unleashed an all-court flurry of strokes that broke Agassi. Now,
suddenly, he was serving for the match. Now he was hitting that
second-serve ace to make it 40-0. Agassi held off one match
point, but at 40-15 Sampras served and volleyed like few players
do anymore, cutting the classic figure at net as he smacked a
backhand volley to finish the most amazing run of his career.
"Kind of an eerie feeling," he said later. "It all happened so
quickly at the end."
Time moves like that when you're older, and when summer comes to
a close. Sampras threw up his arms, then dropped a hand on his
head in disbelief. He went to the net and hugged Agassi, and for
the first time on a tennis court Sampras told him, "You're the
best I ever played." Then Sampras tossed his racket aside and
climbed the stairs to where his wife stood. He grabbed her and
hugged her and whispered, "I love you. Thank you. You kept me
Sampras doesn't know if he'll be back at the Open again. He
grinned as the cheers rolled down from the stands. Agassi stood
blank-faced. Young in any world but this one, the two old men
stood together, faces out of a decade past. Sooner than anyone
hopes, they will be gone.
women's tennis.
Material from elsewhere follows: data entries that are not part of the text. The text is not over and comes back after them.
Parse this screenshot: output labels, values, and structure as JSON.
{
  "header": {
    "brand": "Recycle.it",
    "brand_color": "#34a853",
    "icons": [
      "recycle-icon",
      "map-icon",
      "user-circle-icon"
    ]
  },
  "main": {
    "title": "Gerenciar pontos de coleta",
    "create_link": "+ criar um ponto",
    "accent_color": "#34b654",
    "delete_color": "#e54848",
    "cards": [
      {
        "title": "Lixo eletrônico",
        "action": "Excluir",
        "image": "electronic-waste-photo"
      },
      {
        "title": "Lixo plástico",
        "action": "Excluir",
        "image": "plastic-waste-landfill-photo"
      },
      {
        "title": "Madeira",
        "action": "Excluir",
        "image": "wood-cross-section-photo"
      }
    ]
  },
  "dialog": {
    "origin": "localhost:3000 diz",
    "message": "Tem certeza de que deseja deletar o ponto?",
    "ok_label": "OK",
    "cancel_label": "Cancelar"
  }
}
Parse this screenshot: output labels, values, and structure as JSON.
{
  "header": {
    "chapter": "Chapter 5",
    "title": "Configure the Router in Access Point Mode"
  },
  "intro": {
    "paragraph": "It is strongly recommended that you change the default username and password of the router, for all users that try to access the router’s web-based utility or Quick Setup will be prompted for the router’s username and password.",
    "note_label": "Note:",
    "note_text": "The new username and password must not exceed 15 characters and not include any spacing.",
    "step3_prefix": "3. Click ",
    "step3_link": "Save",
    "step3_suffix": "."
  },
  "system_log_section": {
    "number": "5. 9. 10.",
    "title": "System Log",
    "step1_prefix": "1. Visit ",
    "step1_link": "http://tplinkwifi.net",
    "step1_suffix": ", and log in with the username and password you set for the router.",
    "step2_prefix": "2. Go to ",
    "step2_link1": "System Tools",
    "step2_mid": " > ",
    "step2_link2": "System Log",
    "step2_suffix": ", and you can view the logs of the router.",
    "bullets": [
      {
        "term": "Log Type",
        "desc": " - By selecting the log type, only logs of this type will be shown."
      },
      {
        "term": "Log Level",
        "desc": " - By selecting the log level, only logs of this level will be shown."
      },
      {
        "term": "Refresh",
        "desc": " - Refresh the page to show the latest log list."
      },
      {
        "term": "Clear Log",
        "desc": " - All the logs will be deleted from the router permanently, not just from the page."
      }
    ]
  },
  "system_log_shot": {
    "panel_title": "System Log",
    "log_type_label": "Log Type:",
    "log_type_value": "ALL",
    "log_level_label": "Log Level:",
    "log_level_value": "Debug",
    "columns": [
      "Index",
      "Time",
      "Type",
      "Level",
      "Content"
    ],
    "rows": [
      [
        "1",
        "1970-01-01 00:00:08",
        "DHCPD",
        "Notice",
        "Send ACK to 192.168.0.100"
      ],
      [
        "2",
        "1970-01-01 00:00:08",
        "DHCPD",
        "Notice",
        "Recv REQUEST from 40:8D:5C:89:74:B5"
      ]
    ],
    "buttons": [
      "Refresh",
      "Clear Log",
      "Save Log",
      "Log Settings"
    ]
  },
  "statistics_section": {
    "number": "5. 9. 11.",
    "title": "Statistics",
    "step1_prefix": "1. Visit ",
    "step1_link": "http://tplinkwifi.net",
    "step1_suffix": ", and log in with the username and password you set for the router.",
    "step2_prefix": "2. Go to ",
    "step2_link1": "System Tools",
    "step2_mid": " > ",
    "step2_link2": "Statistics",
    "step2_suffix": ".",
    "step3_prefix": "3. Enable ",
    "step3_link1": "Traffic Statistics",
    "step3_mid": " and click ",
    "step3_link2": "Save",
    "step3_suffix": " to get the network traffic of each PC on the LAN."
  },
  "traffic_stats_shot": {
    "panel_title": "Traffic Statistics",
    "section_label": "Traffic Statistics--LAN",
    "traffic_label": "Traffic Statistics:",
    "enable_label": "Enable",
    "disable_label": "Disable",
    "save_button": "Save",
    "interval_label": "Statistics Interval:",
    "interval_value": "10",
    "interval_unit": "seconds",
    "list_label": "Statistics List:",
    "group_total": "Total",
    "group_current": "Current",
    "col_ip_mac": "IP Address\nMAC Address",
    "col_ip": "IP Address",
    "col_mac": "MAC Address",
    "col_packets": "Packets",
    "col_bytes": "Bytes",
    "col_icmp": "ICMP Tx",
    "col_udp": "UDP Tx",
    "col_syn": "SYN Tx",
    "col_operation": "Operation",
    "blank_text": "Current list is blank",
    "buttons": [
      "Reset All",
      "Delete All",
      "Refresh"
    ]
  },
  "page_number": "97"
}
But now Serena reigns alone.
friends, but time has made them allies as much as rivals.